▸ **Element data from apps and pages**
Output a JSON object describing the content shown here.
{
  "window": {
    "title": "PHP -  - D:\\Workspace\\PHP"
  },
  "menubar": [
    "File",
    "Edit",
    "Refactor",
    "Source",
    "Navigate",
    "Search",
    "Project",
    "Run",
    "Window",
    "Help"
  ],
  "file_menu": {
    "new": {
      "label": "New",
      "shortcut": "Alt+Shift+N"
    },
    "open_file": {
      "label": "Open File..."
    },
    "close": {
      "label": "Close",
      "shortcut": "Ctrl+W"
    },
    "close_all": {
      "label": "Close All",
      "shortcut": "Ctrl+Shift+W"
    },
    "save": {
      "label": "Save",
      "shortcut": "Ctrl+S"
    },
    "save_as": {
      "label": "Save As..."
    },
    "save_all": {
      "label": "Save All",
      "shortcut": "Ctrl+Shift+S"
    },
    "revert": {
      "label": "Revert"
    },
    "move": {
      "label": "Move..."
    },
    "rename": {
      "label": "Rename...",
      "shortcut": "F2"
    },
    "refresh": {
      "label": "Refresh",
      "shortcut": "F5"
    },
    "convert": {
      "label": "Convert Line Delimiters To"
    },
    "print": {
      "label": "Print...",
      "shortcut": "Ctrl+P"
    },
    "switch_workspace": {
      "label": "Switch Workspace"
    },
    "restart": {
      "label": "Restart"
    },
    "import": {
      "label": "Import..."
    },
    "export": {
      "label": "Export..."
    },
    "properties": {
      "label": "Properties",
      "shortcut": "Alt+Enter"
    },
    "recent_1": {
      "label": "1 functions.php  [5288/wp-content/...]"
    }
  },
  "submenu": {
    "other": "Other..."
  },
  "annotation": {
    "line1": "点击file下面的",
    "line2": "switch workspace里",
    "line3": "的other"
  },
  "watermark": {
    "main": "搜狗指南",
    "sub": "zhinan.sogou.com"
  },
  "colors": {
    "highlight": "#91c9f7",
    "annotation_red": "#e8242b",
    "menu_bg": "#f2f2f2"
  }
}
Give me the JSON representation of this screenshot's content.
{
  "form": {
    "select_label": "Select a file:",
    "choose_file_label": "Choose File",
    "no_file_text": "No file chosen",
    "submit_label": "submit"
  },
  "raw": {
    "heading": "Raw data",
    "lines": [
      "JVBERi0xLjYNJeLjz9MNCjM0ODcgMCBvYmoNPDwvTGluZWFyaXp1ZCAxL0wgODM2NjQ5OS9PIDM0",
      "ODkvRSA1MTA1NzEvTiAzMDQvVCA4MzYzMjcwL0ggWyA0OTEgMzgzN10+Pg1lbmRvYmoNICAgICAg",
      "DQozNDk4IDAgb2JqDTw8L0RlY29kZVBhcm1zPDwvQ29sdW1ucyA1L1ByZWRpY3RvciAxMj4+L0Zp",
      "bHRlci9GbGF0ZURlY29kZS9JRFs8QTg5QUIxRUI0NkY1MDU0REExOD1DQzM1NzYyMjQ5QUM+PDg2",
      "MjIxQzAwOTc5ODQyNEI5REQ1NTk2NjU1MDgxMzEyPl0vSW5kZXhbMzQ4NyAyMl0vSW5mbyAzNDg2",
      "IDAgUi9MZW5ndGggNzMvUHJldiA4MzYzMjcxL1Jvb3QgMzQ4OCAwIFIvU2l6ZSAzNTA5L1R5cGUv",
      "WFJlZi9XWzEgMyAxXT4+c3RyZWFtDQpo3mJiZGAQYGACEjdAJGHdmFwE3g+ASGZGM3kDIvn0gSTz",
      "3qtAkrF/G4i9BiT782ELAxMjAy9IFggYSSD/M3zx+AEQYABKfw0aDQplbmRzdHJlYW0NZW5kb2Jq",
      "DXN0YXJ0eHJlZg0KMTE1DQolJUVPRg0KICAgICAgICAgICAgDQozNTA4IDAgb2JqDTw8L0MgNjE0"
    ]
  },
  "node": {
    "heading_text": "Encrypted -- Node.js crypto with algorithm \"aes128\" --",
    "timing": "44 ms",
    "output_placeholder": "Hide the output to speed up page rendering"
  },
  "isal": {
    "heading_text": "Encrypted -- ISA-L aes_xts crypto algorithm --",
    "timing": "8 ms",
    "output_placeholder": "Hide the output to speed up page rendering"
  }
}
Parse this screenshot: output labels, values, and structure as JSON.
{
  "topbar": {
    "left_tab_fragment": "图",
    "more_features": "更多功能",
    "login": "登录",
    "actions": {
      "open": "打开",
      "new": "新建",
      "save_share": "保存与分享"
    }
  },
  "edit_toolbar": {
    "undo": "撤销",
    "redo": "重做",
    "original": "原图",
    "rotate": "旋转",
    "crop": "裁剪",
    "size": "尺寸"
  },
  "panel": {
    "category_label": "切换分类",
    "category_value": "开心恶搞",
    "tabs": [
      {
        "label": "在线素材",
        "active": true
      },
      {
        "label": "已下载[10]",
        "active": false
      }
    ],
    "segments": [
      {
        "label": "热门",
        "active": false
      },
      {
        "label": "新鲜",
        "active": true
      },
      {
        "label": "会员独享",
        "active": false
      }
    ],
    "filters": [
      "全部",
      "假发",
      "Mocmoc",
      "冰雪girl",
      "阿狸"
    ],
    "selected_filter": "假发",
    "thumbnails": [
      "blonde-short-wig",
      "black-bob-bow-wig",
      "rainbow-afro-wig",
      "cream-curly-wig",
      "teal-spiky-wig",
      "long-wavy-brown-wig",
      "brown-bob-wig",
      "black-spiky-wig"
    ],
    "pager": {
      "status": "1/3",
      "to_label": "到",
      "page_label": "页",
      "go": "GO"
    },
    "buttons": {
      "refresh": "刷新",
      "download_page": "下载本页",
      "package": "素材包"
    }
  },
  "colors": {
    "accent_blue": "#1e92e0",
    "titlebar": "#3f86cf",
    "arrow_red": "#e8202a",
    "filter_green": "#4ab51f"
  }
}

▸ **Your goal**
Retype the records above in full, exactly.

▸ **Output for this exercise**
Output a JSON object describing the content shown here.
{
  "window": {
    "title": "PHP -  - D:\\Workspace\\PHP"
  },
  "menubar": [
    "File",
    "Edit",
    "Refactor",
    "Source",
    "Navigate",
    "Search",
    "Project",
    "Run",
    "Window",
    "Help"
  ],
  "file_menu": {
    "new": {
      "label": "New",
      "shortcut": "Alt+Shift+N"
    },
    "open_file": {
      "label": "Open File..."
    },
    "close": {
      "label": "Close",
      "shortcut": "Ctrl+W"
    },
    "close_all": {
      "label": "Close All",
      "shortcut": "Ctrl+Shift+W"
    },
    "save": {
      "label": "Save",
      "shortcut": "Ctrl+S"
    },
    "save_as": {
      "label": "Save As..."
    },
    "save_all": {
      "label": "Save All",
      "shortcut": "Ctrl+Shift+S"
    },
    "revert": {
      "label": "Revert"
    },
    "move": {
      "label": "Move..."
    },
    "rename": {
      "label": "Rename...",
      "shortcut": "F2"
    },
    "refresh": {
      "label": "Refresh",
      "shortcut": "F5"
    },
    "convert": {
      "label": "Convert Line Delimiters To"
    },
    "print": {
      "label": "Print...",
      "shortcut": "Ctrl+P"
    },
    "switch_workspace": {
      "label": "Switch Workspace"
    },
    "restart": {
      "label": "Restart"
    },
    "import": {
      "label": "Import..."
    },
    "export": {
      "label": "Export..."
    },
    "properties": {
      "label": "Properties",
      "shortcut": "Alt+Enter"
    },
    "recent_1": {
      "label": "1 functions.php  [5288/wp-content/...]"
    }
  },
  "submenu": {
    "other": "Other..."
  },
  "annotation": {
    "line1": "点击file下面的",
    "line2": "switch workspace里",
    "line3": "的other"
  },
  "watermark": {
    "main": "搜狗指南",
    "sub": "zhinan.sogou.com"
  },
  "colors": {
    "highlight": "#91c9f7",
    "annotation_red": "#e8242b",
    "menu_bg": "#f2f2f2"
  }
}
Give me the JSON representation of this screenshot's content.
{
  "form": {
    "select_label": "Select a file:",
    "choose_file_label": "Choose File",
    "no_file_text": "No file chosen",
    "submit_label": "submit"
  },
  "raw": {
    "heading": "Raw data",
    "lines": [
      "JVBERi0xLjYNJeLjz9MNCjM0ODcgMCBvYmoNPDwvTGluZWFyaXp1ZCAxL0wgODM2NjQ5OS9PIDM0",
      "ODkvRSA1MTA1NzEvTiAzMDQvVCA4MzYzMjcwL0ggWyA0OTEgMzgzN10+Pg1lbmRvYmoNICAgICAg",
      "DQozNDk4IDAgb2JqDTw8L0RlY29kZVBhcm1zPDwvQ29sdW1ucyA1L1ByZWRpY3RvciAxMj4+L0Zp",
      "bHRlci9GbGF0ZURlY29kZS9JRFs8QTg5QUIxRUI0NkY1MDU0REExOD1DQzM1NzYyMjQ5QUM+PDg2",
      "MjIxQzAwOTc5ODQyNEI5REQ1NTk2NjU1MDgxMzEyPl0vSW5kZXhbMzQ4NyAyMl0vSW5mbyAzNDg2",
      "IDAgUi9MZW5ndGggNzMvUHJldiA4MzYzMjcxL1Jvb3QgMzQ4OCAwIFIvU2l6ZSAzNTA5L1R5cGUv",
      "WFJlZi9XWzEgMyAxXT4+c3RyZWFtDQpo3mJiZGAQYGACEjdAJGHdmFwE3g+ASGZGM3kDIvn0gSTz",
      "3qtAkrF/G4i9BiT782ELAxMjAy9IFggYSSD/M3zx+AEQYABKfw0aDQplbmRzdHJlYW0NZW5kb2Jq",
      "DXN0YXJ0eHJlZg0KMTE1DQolJUVPRg0KICAgICAgICAgICAgDQozNTA4IDAgb2JqDTw8L0MgNjE0"
    ]
  },
  "node": {
    "heading_text": "Encrypted -- Node.js crypto with algorithm \"aes128\" --",
    "timing": "44 ms",
    "output_placeholder": "Hide the output to speed up page rendering"
  },
  "isal": {
    "heading_text": "Encrypted -- ISA-L aes_xts crypto algorithm --",
    "timing": "8 ms",
    "output_placeholder": "Hide the output to speed up page rendering"
  }
}
Parse this screenshot: output labels, values, and structure as JSON.
{
  "topbar": {
    "left_tab_fragment": "图",
    "more_features": "更多功能",
    "login": "登录",
    "actions": {
      "open": "打开",
      "new": "新建",
      "save_share": "保存与分享"
    }
  },
  "edit_toolbar": {
    "undo": "撤销",
    "redo": "重做",
    "original": "原图",
    "rotate": "旋转",
    "crop": "裁剪",
    "size": "尺寸"
  },
  "panel": {
    "category_label": "切换分类",
    "category_value": "开心恶搞",
    "tabs": [
      {
        "label": "在线素材",
        "active": true
      },
      {
        "label": "已下载[10]",
        "active": false
      }
    ],
    "segments": [
      {
        "label": "热门",
        "active": false
      },
      {
        "label": "新鲜",
        "active": true
      },
      {
        "label": "会员独享",
        "active": false
      }
    ],
    "filters": [
      "全部",
      "假发",
      "Mocmoc",
      "冰雪girl",
      "阿狸"
    ],
    "selected_filter": "假发",
    "thumbnails": [
      "blonde-short-wig",
      "black-bob-bow-wig",
      "rainbow-afro-wig",
      "cream-curly-wig",
      "teal-spiky-wig",
      "long-wavy-brown-wig",
      "brown-bob-wig",
      "black-spiky-wig"
    ],
    "pager": {
      "status": "1/3",
      "to_label": "到",
      "page_label": "页",
      "go": "GO"
    },
    "buttons": {
      "refresh": "刷新",
      "download_page": "下载本页",
      "package": "素材包"
    }
  },
  "colors": {
    "accent_blue": "#1e92e0",
    "titlebar": "#3f86cf",
    "arrow_red": "#e8202a",
    "filter_green": "#4ab51f"
  }
}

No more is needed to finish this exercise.